podman - Podman: A tool for managing OCI containers and pods.

OpenMediaVault - openmediavault is the next generation network attached storage (NAS) solution based on Debian Linux. It contains services like SSH, (S)FTP, SMB/CIFS, DAAP media server, RSync, BitTorrent client and many more. Thanks to the modular design of the framework it can be enhanced via plugins. OpenMediaVault is primarily designed to be used in home environments or small home offices, but is not limited to those scenarios. It is a simple and easy to use out-of-the-box solution that will allow everyone to install and administrate a Network Attached Storage without deeper knowledge.

podman-compose - a script to run docker-compose.yml using podman

supervisor - Supervisor process control system for Unix (supervisord)

octoprint-docker - The dockerized snappy web interface for your 3D printer!

authelia - The Single Sign-On Multi-Factor portal for web apps

LibreNMS-docker - LibreNMS Docker image

terraform - Terraform enables you to safely and predictably create, change, and improve infrastructure. It is an open source tool that codifies APIs into declarative configuration files that can be shared amongst team members, treated as code, edited, reviewed, and versioned.
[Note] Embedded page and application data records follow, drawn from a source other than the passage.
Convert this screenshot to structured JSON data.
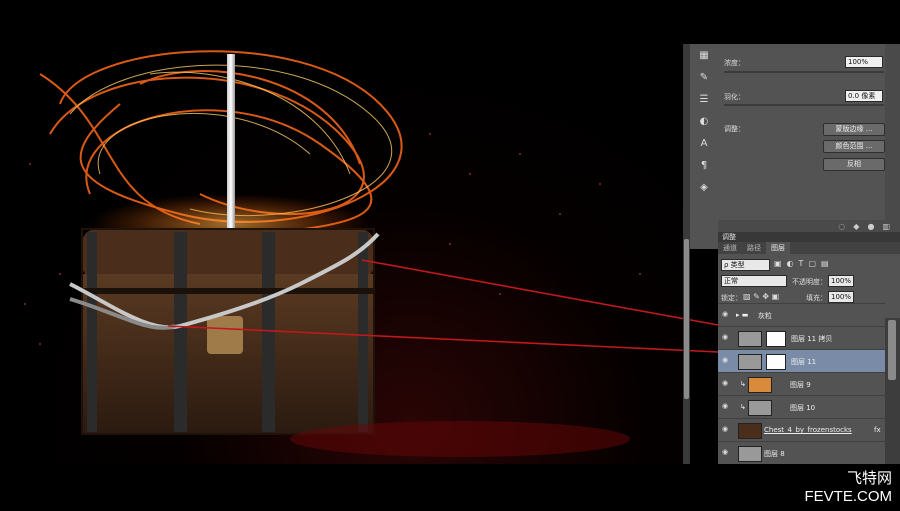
{
  "watermark": {
    "line1": "飞特网",
    "line2": "FEVTE.COM"
  },
  "toolstrip": {
    "icons": [
      "histogram-icon",
      "paint-icon",
      "sliders-icon",
      "adjust-icon",
      "type-icon",
      "paragraph-icon",
      "cube-icon"
    ]
  },
  "properties": {
    "density_label": "浓度：",
    "density_value": "100%",
    "feather_label": "羽化：",
    "feather_value": "0.0 像素",
    "refine_label": "调整：",
    "mask_edge_button": "蒙版边缘 ...",
    "color_range_button": "颜色范围 ...",
    "invert_button": "反相"
  },
  "panel_title": "调整",
  "tabs": [
    {
      "label": "通道",
      "active": false
    },
    {
      "label": "路径",
      "active": false
    },
    {
      "label": "图层",
      "active": true
    }
  ],
  "layers_panel": {
    "filter_kind": "ρ 类型",
    "blend_mode": "正常",
    "opacity_label": "不透明度：",
    "opacity_value": "100%",
    "lock_label": "锁定：",
    "fill_label": "填充：",
    "fill_value": "100%",
    "layers": [
      {
        "name": "灰粒",
        "type": "group",
        "selected": false
      },
      {
        "name": "图层 11 拷贝",
        "type": "masked",
        "selected": false
      },
      {
        "name": "图层 11",
        "type": "masked",
        "selected": true
      },
      {
        "name": "图层 9",
        "type": "clipped",
        "selected": false
      },
      {
        "name": "图层 10",
        "type": "clipped",
        "selected": false
      },
      {
        "name": "Chest_4_by_frozenstocks",
        "type": "smart",
        "selected": false
      },
      {
        "name": "图层 8",
        "type": "plain",
        "selected": false
      }
    ]
  },
  "colors": {
    "panel_bg": "#535353",
    "selected_row": "#7a8ba8",
    "arrow_red": "#c0191c"
  }
}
rancher - Complete container management platform

Cloud-Init - unofficial mirror of Ubuntu's cloud-init